The goal of the prototype is to instantiate a
If the prototype is successful and we choose to productize it, the goal will be to produce a way for us as Pulumi engineers to author libraries that can be used in languages other than the implementation language. As it matures, the interop system may also be usable by Pulumi users so that they can author their own components.
I know statically typed languages aren't really in your wheelhouse atm, but I couldn't help noticing the similarity to xlang.
Couldn't you just consider terraform as an internal pivot format for infrastructure description on which all lang could interrop? Did a POC last year (https://github.com/pchalamet/NTerraform): that was based on terraform providers to generate a lang bridge. Idea was to implement a type provider then in f# above but never really had time to go beyond this after vacations. Authoring experience is far better when you are taken by hand in the IDE and it's far better than yaml.
But yes, in contrast, this requires a lot of code generators and requires to extract metadata from terraform providers. But this can be automated and made available to most lang and looks like it's no big deal - it's just a matter of build steps and caching I would say (not saying it's easy). Drawbacks are you can't natively interrop with functions as pulumi requires it. So couldn't functions be pushed to well, just functions (azure functions for eg) or a docker? Pulumi could take care of all this plumbing with much benefits for users.
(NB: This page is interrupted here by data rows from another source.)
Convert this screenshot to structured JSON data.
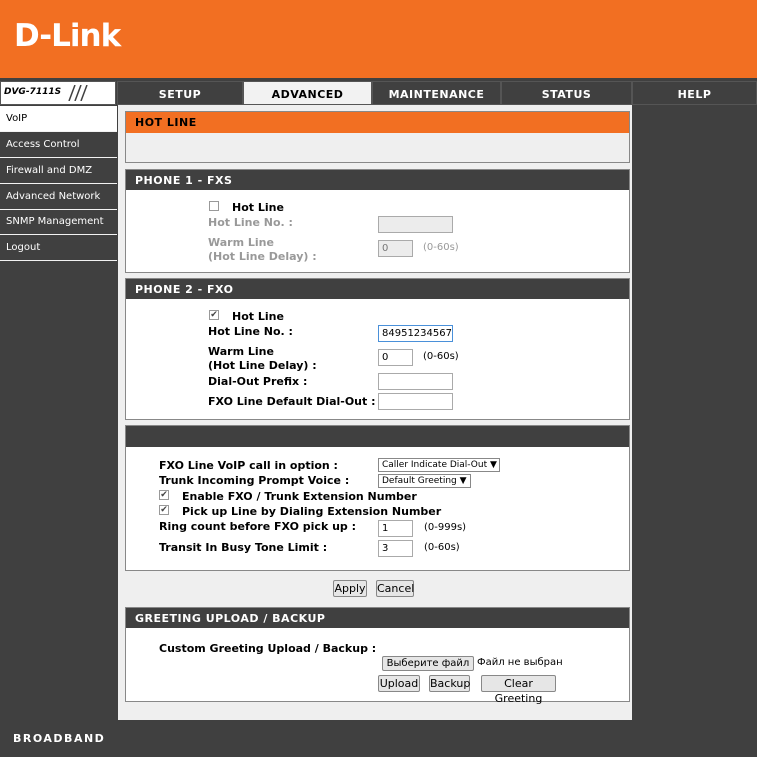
{
  "brand": {
    "logo": "D-Link",
    "model": "DVG-7111S",
    "footer": "BROADBAND"
  },
  "tabs": [
    {
      "label": "SETUP"
    },
    {
      "label": "ADVANCED"
    },
    {
      "label": "MAINTENANCE"
    },
    {
      "label": "STATUS"
    },
    {
      "label": "HELP"
    }
  ],
  "active_tab": "ADVANCED",
  "sidebar": {
    "items": [
      {
        "label": "VoIP"
      },
      {
        "label": "Access Control"
      },
      {
        "label": "Firewall and DMZ"
      },
      {
        "label": "Advanced Network"
      },
      {
        "label": "SNMP Management"
      },
      {
        "label": "Logout"
      }
    ],
    "active": "VoIP"
  },
  "hotline": {
    "title": "HOT LINE"
  },
  "fxs": {
    "title": "PHONE 1 - FXS",
    "hotline_label": "Hot Line",
    "hotline_checked": false,
    "number_label": "Hot Line No. :",
    "number_value": "",
    "warm_label1": "Warm Line",
    "warm_label2": "(Hot Line Delay) :",
    "warm_value": "0",
    "warm_range": "(0-60s)"
  },
  "fxo": {
    "title": "PHONE 2 - FXO",
    "hotline_label": "Hot Line",
    "hotline_checked": true,
    "number_label": "Hot Line No. :",
    "number_value": "84951234567",
    "warm_label1": "Warm Line",
    "warm_label2": "(Hot Line Delay) :",
    "warm_value": "0",
    "warm_range": "(0-60s)",
    "prefix_label": "Dial-Out Prefix :",
    "prefix_value": "",
    "default_label": "FXO Line Default Dial-Out :",
    "default_value": ""
  },
  "options": {
    "voip_call_label": "FXO Line VoIP call in option :",
    "voip_call_value": "Caller Indicate Dial-Out",
    "prompt_label": "Trunk Incoming Prompt Voice :",
    "prompt_value": "Default Greeting",
    "ext_label": "Enable FXO / Trunk Extension Number",
    "ext_checked": true,
    "pickup_label": "Pick up Line by Dialing Extension Number",
    "pickup_checked": true,
    "ring_label": "Ring count before FXO pick up :",
    "ring_value": "1",
    "ring_range": "(0-999s)",
    "busy_label": "Transit In Busy Tone Limit :",
    "busy_value": "3",
    "busy_range": "(0-60s)"
  },
  "actions": {
    "apply": "Apply",
    "cancel": "Cancel"
  },
  "greeting": {
    "title": "GREETING UPLOAD / BACKUP",
    "label": "Custom Greeting Upload / Backup :",
    "choose_file": "Выберите файл",
    "no_file": "Файл не выбран",
    "upload": "Upload",
    "backup": "Backup",
    "clear": "Clear Greeting"
  }
}
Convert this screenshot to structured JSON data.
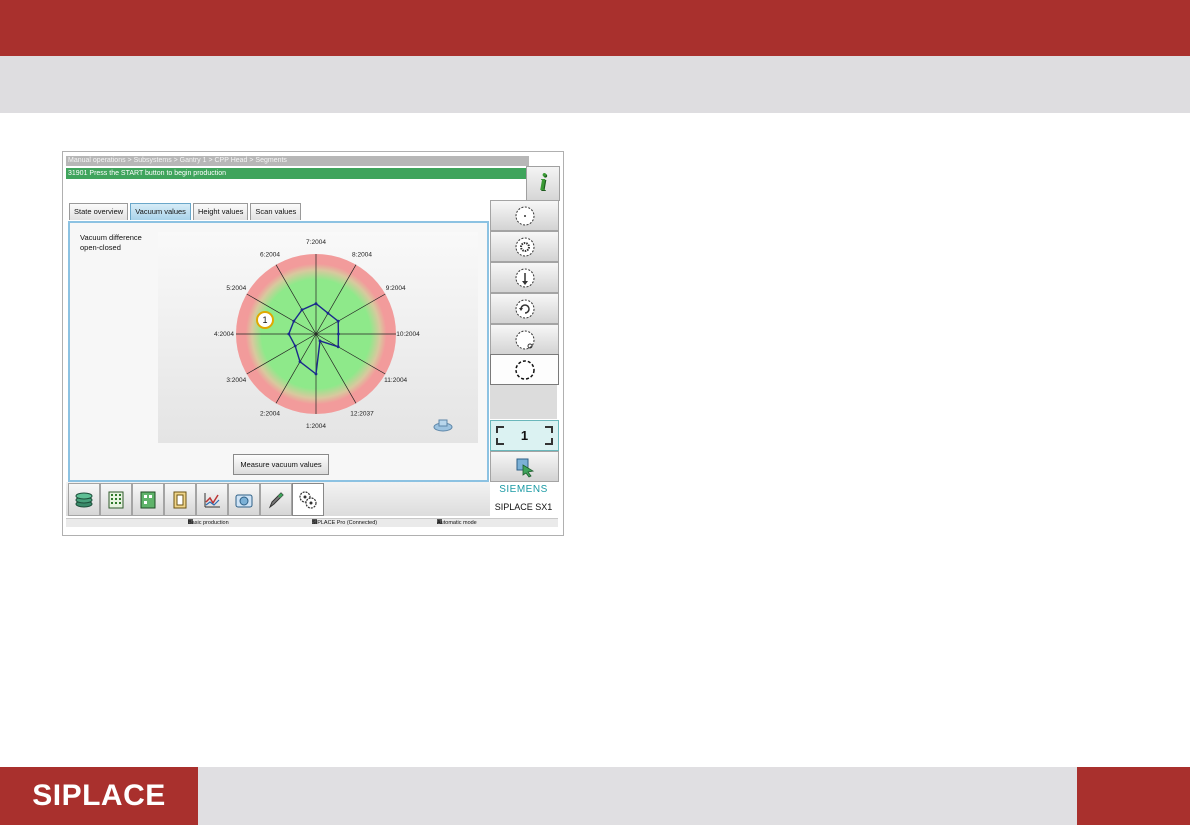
{
  "brand": {
    "logo_text": "SIPLACE",
    "accent": "#a9302d"
  },
  "screen": {
    "breadcrumb": "Manual operations > Subsystems > Gantry 1 > CPP Head > Segments",
    "status_message": "31901 Press the START button to begin production",
    "info_button_label": "i",
    "tabs": [
      {
        "label": "State overview",
        "active": false
      },
      {
        "label": "Vacuum values",
        "active": true
      },
      {
        "label": "Height values",
        "active": false
      },
      {
        "label": "Scan values",
        "active": false
      }
    ],
    "panel_label": "Vacuum difference open-closed",
    "measure_button": "Measure vacuum values",
    "counter_value": "1",
    "brand_siemens": "SIEMENS",
    "machine_name": "SIPLACE SX1",
    "status_bar": {
      "left": "Basic production",
      "middle": "SIPLACE Pro (Connected)",
      "right": "Automatic mode"
    },
    "toolbar_icons": [
      "stack-icon",
      "grid-icon",
      "feeder-icon",
      "door-icon",
      "chart-icon",
      "camera-icon",
      "pen-icon",
      "gear-icon"
    ],
    "side_icons": [
      "segment-icon",
      "gear-segment-icon",
      "nozzle-down-icon",
      "rotate-icon",
      "segment-search-icon",
      "segment-all-icon"
    ],
    "chart_data": {
      "type": "radar",
      "labels": [
        "7:2004",
        "8:2004",
        "9:2004",
        "10:2004",
        "11:2004",
        "12:2037",
        "1:2004",
        "2:2004",
        "3:2004",
        "4:2004",
        "5:2004",
        "6:2004"
      ],
      "values": [
        0.38,
        0.3,
        0.32,
        0.28,
        0.32,
        0.1,
        0.5,
        0.4,
        0.3,
        0.34,
        0.32,
        0.35
      ],
      "selected_segment": "1",
      "zones": [
        {
          "name": "ok",
          "color": "#8ee98a"
        },
        {
          "name": "error",
          "color": "#f29b9b"
        }
      ],
      "line_color": "#1a2a8c"
    }
  }
}
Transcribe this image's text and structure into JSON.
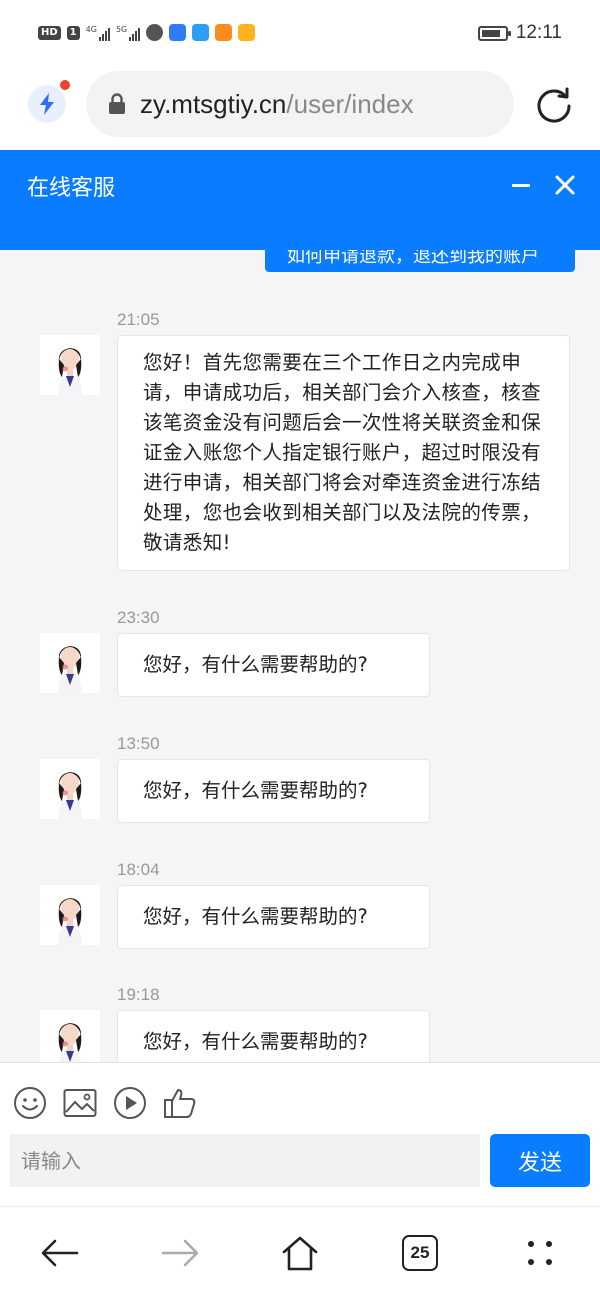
{
  "status_bar": {
    "time": "12:11",
    "hd_label": "HD",
    "sim_label": "1",
    "net1_label": "4G",
    "net2_label": "5G",
    "icons": [
      "hd-icon",
      "signal-4g-icon",
      "signal-5g-icon",
      "app-icon-1",
      "app-icon-2",
      "app-icon-3",
      "app-icon-4",
      "app-icon-5",
      "battery-icon"
    ],
    "app_colors": [
      "#555555",
      "#2f7cf6",
      "#2f9cf6",
      "#ff8a1e",
      "#ffb21e"
    ]
  },
  "browser": {
    "url_host": "zy.mtsgtiy.cn",
    "url_path": "/user/index",
    "icons": [
      "bolt-icon",
      "lock-icon",
      "reload-icon"
    ]
  },
  "header": {
    "title": "在线客服",
    "color": "#0a7cff"
  },
  "chat": {
    "partial_user_message": "如何申请退款，退还到我的账户",
    "messages": [
      {
        "time": "21:05",
        "text": "您好！首先您需要在三个工作日之内完成申请，申请成功后，相关部门会介入核查，核查该笔资金没有问题后会一次性将关联资金和保证金入账您个人指定银行账户，超过时限没有进行申请，相关部门将会对牵连资金进行冻结处理，您也会收到相关部门以及法院的传票，敬请悉知!"
      },
      {
        "time": "23:30",
        "text": "您好，有什么需要帮助的?"
      },
      {
        "time": "13:50",
        "text": "您好，有什么需要帮助的?"
      },
      {
        "time": "18:04",
        "text": "您好，有什么需要帮助的?"
      },
      {
        "time": "19:18",
        "text": "您好，有什么需要帮助的?"
      }
    ]
  },
  "composer": {
    "placeholder": "请输入",
    "value": "",
    "send_label": "发送",
    "tools": [
      "emoji-icon",
      "image-icon",
      "video-icon",
      "thumbs-up-icon"
    ]
  },
  "bottom_nav": {
    "tabs_count": "25",
    "icons": [
      "back-icon",
      "forward-icon",
      "home-icon",
      "tabs-icon",
      "menu-icon"
    ]
  }
}
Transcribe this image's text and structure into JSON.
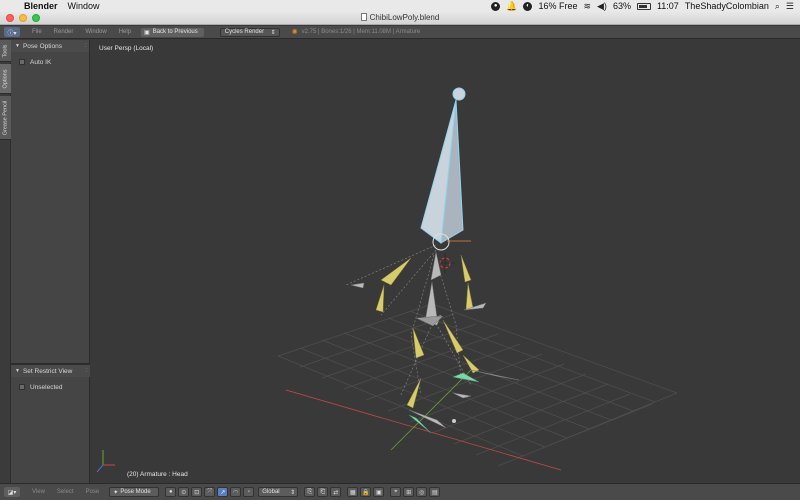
{
  "menubar": {
    "app_name": "Blender",
    "window_menu": "Window",
    "battery_text": "16% Free",
    "battery_percent": "63%",
    "clock": "11:07",
    "user": "TheShadyColombian"
  },
  "window": {
    "title": "ChibiLowPoly.blend"
  },
  "info_header": {
    "menus": [
      "File",
      "Render",
      "Window",
      "Help"
    ],
    "back_button": "Back to Previous",
    "render_engine": "Cycles Render",
    "stats": "v2.75 | Bones:1/26 | Mem:11.08M | Armature"
  },
  "tool_tabs": [
    "Tools",
    "Options",
    "Grease Pencil"
  ],
  "tool_shelf": {
    "pose_options": {
      "title": "Pose Options",
      "auto_ik": "Auto IK"
    },
    "restrict_view": {
      "title": "Set Restrict View",
      "unselected": "Unselected"
    }
  },
  "viewport": {
    "view_label": "User Persp (Local)",
    "object_label": "(20) Armature : Head"
  },
  "view3d_header": {
    "menus": [
      "View",
      "Select",
      "Pose"
    ],
    "mode": "Pose Mode",
    "orientation": "Global"
  },
  "colors": {
    "bone_selected": "#c9d3dc",
    "bone_outline_selected": "#8fd4f0",
    "bone_ik": "#d8cb6a",
    "bone_default": "#b9b9b9",
    "grid": "#4f4f4f",
    "axis_x": "#c24a4a",
    "axis_y": "#6aa52f"
  }
}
I do no have much to bring to the table, sorry. I'm just curious about your prototype and how you will solve this!
xlang is a general-purpose remote object protocol, which (while useful) is far more powerful than we need and is generally counter to our goals:
xlang (and it's predecessors, WinRT and COM) are very heavyweight. An explicit design goal is to produce something that is as lightweight as possible.
We do not want to tie ourselves to Terraform in the long run. We already do not use Terraform for our Kubernetes provider. In general, the fact that Pulumi uses Terraform providers at all is an implementation detail.
We already do this: https://github.com/pulumi/pulumi-terraform. We have a tool called
Hi all, here's an update:
Our M21 timeframe is wrapping up today, and with it the R&D experiment that I mentioned in the OP. The primary goal of this exercise was to produce a prototype that was able to, from within a program written in Python, interoperate with the
The next step here is to move on to the decision-making portion of the task that I pointed out in the OP. In the M22 timeframe we're going to take a look at where we ended up and make a judgement call about what to do next. The plan hasn't changed since I wrote the OP.